:: Extracted material
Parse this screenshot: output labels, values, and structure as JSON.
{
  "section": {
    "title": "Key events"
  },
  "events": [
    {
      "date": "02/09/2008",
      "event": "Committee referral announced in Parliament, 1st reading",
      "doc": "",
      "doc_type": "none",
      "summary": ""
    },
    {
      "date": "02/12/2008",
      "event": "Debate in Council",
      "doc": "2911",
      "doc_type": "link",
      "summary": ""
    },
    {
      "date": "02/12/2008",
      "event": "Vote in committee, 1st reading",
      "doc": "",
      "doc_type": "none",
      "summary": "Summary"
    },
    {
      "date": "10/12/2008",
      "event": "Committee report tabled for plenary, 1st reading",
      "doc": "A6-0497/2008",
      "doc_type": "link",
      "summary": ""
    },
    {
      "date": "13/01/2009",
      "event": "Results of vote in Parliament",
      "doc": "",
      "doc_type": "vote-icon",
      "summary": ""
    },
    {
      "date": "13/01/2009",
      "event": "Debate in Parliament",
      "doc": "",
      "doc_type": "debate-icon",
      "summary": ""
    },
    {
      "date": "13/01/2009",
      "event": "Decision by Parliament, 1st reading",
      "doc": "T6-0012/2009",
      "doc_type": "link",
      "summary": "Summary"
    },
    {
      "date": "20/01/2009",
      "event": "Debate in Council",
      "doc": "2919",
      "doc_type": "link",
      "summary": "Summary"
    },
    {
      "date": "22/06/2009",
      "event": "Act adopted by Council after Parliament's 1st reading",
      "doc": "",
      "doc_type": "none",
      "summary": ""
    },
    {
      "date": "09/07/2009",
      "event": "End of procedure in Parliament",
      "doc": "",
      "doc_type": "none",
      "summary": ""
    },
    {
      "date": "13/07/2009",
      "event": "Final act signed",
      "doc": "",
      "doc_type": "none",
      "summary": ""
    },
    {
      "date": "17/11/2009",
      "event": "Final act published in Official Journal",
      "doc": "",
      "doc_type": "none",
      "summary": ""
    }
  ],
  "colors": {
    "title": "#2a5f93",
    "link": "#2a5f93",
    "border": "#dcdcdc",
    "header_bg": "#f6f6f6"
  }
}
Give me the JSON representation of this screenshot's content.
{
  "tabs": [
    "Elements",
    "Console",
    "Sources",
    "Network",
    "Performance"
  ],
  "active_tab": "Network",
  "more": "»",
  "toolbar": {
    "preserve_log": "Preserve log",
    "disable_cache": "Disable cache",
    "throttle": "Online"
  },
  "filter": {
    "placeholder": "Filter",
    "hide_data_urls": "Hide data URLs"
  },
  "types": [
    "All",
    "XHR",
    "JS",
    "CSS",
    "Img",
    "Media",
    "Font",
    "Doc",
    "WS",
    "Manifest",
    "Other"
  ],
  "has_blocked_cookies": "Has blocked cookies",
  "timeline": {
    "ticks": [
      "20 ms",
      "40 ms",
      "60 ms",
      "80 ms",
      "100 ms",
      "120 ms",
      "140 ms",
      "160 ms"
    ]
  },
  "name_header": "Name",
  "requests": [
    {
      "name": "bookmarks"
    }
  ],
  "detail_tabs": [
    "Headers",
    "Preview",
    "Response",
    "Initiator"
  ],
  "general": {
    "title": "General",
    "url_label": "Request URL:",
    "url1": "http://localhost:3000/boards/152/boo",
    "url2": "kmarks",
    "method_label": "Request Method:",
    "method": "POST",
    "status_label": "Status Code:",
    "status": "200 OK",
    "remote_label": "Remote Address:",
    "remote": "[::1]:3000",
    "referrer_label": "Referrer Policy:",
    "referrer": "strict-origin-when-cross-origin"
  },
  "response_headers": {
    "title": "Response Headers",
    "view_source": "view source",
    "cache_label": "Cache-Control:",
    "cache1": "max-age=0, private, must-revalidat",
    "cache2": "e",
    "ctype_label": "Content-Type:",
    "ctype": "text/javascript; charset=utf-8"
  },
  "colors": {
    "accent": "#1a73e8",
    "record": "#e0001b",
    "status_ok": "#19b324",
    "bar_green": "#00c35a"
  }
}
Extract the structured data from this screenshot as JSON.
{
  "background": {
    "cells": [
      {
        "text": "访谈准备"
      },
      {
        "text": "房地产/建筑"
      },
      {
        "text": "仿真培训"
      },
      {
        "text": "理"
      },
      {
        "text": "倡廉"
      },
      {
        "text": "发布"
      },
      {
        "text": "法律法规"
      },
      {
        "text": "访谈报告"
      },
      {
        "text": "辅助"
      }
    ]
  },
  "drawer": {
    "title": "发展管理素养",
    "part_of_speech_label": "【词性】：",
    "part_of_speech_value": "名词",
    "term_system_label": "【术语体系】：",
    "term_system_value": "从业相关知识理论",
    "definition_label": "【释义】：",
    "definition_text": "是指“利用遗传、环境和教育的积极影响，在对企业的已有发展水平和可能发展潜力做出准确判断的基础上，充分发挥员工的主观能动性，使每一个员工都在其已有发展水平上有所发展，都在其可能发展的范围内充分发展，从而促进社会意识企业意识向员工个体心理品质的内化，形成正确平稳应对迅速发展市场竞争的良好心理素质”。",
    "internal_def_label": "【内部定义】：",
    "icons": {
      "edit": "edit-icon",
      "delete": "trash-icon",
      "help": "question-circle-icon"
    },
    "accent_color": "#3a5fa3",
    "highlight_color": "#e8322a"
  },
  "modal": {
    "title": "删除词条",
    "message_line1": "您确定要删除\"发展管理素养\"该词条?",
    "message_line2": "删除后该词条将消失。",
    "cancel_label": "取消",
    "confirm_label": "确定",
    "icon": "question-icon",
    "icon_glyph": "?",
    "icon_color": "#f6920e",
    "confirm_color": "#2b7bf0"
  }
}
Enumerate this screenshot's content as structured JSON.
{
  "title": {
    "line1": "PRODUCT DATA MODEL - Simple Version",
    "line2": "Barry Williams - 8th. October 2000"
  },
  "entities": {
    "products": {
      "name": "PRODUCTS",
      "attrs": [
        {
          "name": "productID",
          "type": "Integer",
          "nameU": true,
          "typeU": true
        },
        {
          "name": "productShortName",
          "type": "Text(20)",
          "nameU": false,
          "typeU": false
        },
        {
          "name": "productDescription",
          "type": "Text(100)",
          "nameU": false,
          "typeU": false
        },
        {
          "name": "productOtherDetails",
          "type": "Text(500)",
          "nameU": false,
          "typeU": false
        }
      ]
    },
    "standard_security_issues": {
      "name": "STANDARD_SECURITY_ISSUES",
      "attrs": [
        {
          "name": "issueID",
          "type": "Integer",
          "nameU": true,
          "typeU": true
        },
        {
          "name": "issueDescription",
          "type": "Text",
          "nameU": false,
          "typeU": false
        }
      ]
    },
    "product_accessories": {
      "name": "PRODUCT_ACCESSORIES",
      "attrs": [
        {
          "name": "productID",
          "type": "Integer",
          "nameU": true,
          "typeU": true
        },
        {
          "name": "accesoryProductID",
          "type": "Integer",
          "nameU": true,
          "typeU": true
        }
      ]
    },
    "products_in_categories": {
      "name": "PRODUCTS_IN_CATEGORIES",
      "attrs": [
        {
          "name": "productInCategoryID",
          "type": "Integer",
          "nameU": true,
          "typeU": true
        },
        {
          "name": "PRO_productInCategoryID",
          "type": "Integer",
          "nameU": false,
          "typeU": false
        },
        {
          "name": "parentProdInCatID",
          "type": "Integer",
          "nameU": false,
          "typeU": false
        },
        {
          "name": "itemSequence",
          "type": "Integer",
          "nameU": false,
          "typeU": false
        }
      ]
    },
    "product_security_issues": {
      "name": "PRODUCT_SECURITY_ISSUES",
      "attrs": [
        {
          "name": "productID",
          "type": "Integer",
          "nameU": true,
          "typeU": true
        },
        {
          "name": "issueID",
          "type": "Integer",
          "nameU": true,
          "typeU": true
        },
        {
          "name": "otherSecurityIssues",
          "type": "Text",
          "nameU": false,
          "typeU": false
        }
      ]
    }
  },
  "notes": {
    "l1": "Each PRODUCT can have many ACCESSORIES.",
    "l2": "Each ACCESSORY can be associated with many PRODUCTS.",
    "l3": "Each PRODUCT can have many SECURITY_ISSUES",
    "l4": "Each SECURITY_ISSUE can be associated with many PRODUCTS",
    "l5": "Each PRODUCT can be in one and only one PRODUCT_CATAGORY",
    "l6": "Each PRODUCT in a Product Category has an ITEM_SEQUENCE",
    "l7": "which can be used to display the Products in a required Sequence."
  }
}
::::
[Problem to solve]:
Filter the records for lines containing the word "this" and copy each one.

[Written response]:
Parse this screenshot: output labels, values, and structure as JSON.
Give me the JSON representation of this screenshot's content.
Extract the structured data from this screenshot as JSON.
Enumerate this screenshot's content as structured JSON.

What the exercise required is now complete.